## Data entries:
:::::

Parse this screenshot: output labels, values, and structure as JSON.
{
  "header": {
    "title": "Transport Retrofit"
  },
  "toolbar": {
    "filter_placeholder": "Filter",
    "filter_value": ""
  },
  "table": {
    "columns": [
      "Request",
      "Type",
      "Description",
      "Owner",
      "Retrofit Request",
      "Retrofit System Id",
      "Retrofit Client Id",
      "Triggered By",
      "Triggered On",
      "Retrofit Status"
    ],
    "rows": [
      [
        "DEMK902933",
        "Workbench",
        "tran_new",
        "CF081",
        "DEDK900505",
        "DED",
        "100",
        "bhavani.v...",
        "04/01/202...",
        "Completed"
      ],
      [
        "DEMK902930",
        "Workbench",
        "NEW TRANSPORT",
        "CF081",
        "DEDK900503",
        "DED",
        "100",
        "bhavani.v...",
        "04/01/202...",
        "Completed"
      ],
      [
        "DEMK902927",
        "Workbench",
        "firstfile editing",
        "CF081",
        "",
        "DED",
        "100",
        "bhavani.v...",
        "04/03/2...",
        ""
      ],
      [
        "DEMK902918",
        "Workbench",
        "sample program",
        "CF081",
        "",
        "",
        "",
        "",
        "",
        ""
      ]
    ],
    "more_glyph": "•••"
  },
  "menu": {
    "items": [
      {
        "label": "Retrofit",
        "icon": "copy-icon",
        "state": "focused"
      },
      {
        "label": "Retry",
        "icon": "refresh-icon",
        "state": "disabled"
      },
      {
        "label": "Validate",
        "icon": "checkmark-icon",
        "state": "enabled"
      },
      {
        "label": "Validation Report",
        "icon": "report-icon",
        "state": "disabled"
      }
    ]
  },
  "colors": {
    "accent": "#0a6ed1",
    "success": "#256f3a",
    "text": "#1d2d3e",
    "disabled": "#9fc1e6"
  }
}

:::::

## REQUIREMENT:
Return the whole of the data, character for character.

## ANSWER SPACE:
Parse this screenshot: output labels, values, and structure as JSON.
{
  "header": {
    "title": "Transport Retrofit"
  },
  "toolbar": {
    "filter_placeholder": "Filter",
    "filter_value": ""
  },
  "table": {
    "columns": [
      "Request",
      "Type",
      "Description",
      "Owner",
      "Retrofit Request",
      "Retrofit System Id",
      "Retrofit Client Id",
      "Triggered By",
      "Triggered On",
      "Retrofit Status"
    ],
    "rows": [
      [
        "DEMK902933",
        "Workbench",
        "tran_new",
        "CF081",
        "DEDK900505",
        "DED",
        "100",
        "bhavani.v...",
        "04/01/202...",
        "Completed"
      ],
      [
        "DEMK902930",
        "Workbench",
        "NEW TRANSPORT",
        "CF081",
        "DEDK900503",
        "DED",
        "100",
        "bhavani.v...",
        "04/01/202...",
        "Completed"
      ],
      [
        "DEMK902927",
        "Workbench",
        "firstfile editing",
        "CF081",
        "",
        "DED",
        "100",
        "bhavani.v...",
        "04/03/2...",
        ""
      ],
      [
        "DEMK902918",
        "Workbench",
        "sample program",
        "CF081",
        "",
        "",
        "",
        "",
        "",
        ""
      ]
    ],
    "more_glyph": "•••"
  },
  "menu": {
    "items": [
      {
        "label": "Retrofit",
        "icon": "copy-icon",
        "state": "focused"
      },
      {
        "label": "Retry",
        "icon": "refresh-icon",
        "state": "disabled"
      },
      {
        "label": "Validate",
        "icon": "checkmark-icon",
        "state": "enabled"
      },
      {
        "label": "Validation Report",
        "icon": "report-icon",
        "state": "disabled"
      }
    ]
  },
  "colors": {
    "accent": "#0a6ed1",
    "success": "#256f3a",
    "text": "#1d2d3e",
    "disabled": "#9fc1e6"
  }
}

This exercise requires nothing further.